I don't expect that everyone will become a data scientist, but it is possible to become less whipsawed by the latest news blast, to be less gullible about how accurate a report is that says X, to understand another 4 likely causes, scenarios, probabilities behind a news or political event described as "all but certain" caused by Y.
There's been a lot of ridicule of Mark Penn, praise for David Axelrod, and a few other pollsters who've made some ripples. But analytics isn't just about a superman whiz kid mapping out the landscape - it's much better served by a fleet of data-savvy practitioners - ones who know how to tie the odds in with practical everyday situations, such as whether to send folks out door-to-door and where, vs an online marketing push, how to look for clues as to what's causing a ruckus or a defection, how to chase the more likely events and let the unlikely ones float away, divvying up resources and time accordingly.
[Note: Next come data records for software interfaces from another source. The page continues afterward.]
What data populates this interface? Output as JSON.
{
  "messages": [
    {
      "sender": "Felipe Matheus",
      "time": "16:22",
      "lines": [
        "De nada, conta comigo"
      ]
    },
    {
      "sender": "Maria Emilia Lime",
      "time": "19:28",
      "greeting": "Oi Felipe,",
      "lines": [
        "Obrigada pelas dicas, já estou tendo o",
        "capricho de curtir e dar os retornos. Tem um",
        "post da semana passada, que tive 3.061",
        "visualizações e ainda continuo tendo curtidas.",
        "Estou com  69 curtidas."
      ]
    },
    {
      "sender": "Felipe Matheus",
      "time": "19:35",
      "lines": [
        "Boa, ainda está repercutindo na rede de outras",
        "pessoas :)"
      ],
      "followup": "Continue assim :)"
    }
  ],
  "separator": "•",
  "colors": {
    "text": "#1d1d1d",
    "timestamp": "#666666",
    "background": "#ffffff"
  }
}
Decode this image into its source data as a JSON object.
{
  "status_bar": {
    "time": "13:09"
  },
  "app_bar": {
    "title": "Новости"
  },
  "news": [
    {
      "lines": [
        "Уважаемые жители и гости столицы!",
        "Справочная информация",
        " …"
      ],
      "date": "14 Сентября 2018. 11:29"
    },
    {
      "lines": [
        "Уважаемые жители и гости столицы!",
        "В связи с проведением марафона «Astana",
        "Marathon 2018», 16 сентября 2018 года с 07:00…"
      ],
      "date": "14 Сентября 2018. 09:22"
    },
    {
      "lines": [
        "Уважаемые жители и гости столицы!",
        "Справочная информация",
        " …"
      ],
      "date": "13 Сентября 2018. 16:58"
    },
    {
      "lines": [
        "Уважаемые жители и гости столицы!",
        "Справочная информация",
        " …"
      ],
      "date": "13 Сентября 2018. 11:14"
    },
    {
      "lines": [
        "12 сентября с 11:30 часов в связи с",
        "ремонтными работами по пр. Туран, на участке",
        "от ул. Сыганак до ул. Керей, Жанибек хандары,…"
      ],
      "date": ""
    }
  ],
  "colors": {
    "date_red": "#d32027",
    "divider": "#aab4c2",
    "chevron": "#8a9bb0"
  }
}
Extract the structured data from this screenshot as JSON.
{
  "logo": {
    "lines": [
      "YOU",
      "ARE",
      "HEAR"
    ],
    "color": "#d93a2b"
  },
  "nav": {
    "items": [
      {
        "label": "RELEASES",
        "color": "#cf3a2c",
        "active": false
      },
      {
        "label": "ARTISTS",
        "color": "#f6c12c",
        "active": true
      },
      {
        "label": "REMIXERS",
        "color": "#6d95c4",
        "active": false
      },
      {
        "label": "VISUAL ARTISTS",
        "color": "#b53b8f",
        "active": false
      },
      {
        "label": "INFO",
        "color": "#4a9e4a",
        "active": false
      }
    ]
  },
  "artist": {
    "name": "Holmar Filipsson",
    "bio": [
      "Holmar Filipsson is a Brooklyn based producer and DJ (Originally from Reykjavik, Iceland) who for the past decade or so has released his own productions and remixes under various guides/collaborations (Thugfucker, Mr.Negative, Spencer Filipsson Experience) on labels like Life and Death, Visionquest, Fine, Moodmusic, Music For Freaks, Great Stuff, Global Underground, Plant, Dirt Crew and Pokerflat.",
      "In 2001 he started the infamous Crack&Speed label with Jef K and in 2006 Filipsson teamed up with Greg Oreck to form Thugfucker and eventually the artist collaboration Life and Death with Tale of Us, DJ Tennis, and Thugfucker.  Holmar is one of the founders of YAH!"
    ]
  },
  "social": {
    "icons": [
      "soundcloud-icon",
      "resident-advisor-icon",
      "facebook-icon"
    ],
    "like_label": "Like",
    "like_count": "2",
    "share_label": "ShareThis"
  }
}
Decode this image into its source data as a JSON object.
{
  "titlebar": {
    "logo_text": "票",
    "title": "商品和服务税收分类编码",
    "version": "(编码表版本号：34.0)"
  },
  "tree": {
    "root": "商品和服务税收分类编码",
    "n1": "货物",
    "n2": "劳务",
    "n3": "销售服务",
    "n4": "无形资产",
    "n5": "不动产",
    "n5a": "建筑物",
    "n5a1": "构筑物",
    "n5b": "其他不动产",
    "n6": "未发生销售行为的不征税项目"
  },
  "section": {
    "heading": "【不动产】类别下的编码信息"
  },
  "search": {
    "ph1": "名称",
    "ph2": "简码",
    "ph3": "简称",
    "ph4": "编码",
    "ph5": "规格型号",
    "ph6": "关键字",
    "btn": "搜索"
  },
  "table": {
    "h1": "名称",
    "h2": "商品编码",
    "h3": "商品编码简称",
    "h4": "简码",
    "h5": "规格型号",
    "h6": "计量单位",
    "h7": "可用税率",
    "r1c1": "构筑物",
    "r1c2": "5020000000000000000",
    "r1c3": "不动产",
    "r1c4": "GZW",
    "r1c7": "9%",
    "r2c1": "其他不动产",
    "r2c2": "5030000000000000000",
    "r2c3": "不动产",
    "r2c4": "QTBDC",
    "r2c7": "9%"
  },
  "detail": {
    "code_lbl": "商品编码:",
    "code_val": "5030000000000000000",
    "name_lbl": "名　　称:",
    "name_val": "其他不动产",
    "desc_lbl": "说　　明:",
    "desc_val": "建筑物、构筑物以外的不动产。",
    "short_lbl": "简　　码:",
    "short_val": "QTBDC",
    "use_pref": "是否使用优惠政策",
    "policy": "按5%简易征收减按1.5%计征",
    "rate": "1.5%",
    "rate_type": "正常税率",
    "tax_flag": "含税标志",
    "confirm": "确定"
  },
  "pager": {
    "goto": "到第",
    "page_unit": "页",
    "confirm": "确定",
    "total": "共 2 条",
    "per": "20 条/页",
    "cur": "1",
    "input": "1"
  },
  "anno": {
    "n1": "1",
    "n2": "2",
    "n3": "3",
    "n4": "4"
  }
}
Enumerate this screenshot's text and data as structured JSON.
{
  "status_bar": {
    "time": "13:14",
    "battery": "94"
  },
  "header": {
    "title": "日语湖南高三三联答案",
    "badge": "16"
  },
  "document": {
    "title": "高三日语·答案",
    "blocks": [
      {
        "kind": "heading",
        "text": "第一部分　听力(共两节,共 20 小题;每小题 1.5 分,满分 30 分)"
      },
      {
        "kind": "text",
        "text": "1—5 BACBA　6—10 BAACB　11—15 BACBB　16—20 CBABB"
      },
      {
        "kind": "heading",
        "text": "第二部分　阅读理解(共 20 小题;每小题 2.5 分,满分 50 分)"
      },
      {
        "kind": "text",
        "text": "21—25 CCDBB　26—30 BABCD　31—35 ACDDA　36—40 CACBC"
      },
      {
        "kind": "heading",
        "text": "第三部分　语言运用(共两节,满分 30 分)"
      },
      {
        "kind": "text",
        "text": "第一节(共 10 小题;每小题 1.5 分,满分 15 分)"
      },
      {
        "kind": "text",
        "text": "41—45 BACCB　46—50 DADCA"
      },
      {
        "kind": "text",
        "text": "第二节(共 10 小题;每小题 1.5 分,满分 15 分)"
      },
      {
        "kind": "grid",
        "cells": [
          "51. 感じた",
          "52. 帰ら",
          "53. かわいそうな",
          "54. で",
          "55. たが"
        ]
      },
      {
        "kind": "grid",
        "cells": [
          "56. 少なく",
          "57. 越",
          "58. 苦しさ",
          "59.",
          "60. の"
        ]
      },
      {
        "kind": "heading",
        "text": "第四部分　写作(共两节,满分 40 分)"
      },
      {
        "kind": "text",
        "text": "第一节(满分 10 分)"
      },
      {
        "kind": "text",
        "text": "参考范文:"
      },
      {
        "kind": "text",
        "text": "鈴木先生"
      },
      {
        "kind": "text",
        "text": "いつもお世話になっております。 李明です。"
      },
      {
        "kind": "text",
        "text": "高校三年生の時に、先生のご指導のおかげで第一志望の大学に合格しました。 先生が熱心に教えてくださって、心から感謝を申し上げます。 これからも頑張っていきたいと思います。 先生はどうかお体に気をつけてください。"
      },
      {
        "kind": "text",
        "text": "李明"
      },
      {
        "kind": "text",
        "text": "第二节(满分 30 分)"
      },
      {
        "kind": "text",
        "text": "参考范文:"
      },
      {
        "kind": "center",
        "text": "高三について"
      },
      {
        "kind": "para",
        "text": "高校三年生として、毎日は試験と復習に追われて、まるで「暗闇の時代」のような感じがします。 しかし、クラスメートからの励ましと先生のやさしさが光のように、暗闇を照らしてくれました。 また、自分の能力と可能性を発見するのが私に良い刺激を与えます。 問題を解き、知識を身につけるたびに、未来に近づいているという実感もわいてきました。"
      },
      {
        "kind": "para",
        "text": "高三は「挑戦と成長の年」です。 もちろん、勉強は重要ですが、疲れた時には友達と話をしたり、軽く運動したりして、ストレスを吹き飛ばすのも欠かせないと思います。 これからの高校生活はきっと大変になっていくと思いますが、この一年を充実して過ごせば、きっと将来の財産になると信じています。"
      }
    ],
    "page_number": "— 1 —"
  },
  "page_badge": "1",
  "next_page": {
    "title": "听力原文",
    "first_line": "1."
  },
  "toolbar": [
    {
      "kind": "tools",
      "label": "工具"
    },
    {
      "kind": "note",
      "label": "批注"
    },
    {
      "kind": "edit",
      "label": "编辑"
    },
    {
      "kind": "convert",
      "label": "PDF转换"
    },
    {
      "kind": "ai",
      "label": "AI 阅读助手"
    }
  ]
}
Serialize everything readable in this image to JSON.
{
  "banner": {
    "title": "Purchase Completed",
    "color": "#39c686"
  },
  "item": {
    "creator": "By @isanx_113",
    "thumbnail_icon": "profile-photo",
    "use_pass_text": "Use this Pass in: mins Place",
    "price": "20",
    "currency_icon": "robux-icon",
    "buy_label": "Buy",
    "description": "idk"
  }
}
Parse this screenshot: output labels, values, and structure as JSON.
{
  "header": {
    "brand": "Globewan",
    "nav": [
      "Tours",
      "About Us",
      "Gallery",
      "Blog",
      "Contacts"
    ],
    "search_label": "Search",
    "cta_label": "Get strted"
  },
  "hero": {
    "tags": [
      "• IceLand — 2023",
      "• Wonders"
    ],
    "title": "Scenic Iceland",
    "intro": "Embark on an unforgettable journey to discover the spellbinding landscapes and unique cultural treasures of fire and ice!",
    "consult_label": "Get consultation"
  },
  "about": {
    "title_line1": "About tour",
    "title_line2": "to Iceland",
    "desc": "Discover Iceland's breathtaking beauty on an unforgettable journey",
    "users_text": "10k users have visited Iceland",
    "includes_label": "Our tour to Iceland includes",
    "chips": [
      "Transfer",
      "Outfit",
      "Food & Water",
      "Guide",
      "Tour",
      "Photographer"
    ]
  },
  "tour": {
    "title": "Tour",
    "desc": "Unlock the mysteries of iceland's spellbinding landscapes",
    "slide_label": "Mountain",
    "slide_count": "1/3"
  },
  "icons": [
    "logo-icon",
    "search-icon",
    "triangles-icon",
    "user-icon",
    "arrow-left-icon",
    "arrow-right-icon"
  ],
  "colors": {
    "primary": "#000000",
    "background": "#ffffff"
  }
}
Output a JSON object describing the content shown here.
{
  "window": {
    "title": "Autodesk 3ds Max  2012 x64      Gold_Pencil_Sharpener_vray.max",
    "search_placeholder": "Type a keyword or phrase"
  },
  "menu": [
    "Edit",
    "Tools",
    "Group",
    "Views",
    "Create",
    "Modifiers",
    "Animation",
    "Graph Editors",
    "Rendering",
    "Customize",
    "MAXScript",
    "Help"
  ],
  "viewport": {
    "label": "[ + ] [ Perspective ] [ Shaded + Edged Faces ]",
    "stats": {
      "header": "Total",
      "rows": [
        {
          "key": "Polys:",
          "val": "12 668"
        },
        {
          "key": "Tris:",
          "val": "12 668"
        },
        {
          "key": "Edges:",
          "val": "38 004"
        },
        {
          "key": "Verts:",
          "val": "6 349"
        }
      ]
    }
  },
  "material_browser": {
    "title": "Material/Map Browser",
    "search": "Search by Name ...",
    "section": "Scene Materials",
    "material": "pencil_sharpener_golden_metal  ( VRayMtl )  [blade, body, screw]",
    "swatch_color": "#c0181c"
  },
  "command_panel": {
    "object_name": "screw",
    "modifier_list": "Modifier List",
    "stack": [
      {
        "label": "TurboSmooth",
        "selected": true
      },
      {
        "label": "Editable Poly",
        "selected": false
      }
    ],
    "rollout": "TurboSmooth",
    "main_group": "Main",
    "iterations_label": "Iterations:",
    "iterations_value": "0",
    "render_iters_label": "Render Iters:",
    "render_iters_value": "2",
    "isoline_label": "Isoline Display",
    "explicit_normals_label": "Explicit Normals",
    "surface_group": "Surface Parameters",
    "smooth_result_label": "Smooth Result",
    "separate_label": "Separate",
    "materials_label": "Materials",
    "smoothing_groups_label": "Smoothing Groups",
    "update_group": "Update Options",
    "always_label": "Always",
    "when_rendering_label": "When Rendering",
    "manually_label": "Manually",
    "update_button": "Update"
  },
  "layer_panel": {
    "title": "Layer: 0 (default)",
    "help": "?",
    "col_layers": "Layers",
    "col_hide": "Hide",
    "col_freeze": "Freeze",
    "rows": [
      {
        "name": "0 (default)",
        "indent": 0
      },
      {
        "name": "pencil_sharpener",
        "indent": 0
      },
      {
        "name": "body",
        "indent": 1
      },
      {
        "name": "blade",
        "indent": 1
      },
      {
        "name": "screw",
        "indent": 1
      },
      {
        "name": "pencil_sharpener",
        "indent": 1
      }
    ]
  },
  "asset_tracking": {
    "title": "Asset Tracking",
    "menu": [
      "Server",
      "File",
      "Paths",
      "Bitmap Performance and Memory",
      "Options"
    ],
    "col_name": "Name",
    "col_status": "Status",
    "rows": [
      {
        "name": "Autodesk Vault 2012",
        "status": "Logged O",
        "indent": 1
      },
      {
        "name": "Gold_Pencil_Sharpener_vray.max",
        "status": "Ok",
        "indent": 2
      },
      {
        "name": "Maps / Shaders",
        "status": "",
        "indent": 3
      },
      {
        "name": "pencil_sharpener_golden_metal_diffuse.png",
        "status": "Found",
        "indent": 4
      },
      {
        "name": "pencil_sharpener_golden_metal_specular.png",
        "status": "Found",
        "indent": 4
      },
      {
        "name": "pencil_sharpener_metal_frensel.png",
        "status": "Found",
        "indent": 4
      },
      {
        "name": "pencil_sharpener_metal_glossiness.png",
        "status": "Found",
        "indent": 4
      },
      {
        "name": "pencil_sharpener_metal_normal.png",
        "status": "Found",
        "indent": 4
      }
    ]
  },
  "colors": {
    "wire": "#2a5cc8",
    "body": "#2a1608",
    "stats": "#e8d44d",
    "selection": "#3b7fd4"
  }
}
Silver follows a gambler who's pushing a 57% chance of success as a good bet. We need to stop thinking in terms of 100% scenarios, and more on a series of 55%-60% bets, and make sure in the long-term those are actually our outcomes, our real odds, and that we're not just pulling numbers out of thin air.
And that goes for policy and assessing the landscape for different issues. If we're tackling an issue like global warming or influence of banks or police brutality, we need to look at the chance of success for individual actions, not wait for a perfect scenario, see what can be repeated and easily won over time - more like a good baseball singles and walks team with an occasional homer than guys who think in terms of out-of-the-park for every at-bat.
And we also need to think more realistically of negative outcomes as well. Right now we have some people saying Trump won't be so bad, others saying it'll be a horrible. What we don't have so much of is people saying there's a 20% of X happening, 30% of Y, 15% of S and 35% of T and calculating the a priori bias in that estimation to figure out 4 very possible outcomes over the next 4 years.
It's even more useful to extend it to the real probabilities of having a bad car wreck (plus what to do if), the real likelihoods of catastrophic illness scenarios of some sort, the real chance of a catastrophic weather event in your neck of the woods, et al., and even plan some contingent reaction for those cases, rather than living on gut feelings with not much response.
I'm watching the post-game roundup on Obama, and sadly there's missing any kind of quantitative analysis of what were the real possibilities (odds) based on when he entered office, what were the available strategies at the time with the perceived chance of success, and an estimation of how closely he met those bets.
Similarly with November - it's very easy to say "damaged" or "we were hacked", but what were the more likely odds of both Sanders and Clinton under different scenarios and likelihood of Republican response, what was the probabilistic effect of different scandals and controversies and successes along with the probabilities of *alternatives*, and how close we came to likely maximum of 55% (but stlll possible above) of the vote, and what the probabilistic portfolio of actions that could have made a difference last time and might make a difference next time.
The Signal and The Noise differentiates between "prediction" - an old Latin-based word tied to oracles and soothsayers - and "forecast" - a German-based word from the Renaissance leading to the industrial age, signifying control and self-actualizing. Large amounts of bad data and fake news will continue to plague us in larger and larger quantities, but if we learn to focus instinctively on the quality usable information and evolving patterns, and keep from getting caught up in the fool's gold gold rush, we stand a smallish chance of carrying the day. And I'm much more comfortable with the odds & logic of small numbers than largish claims.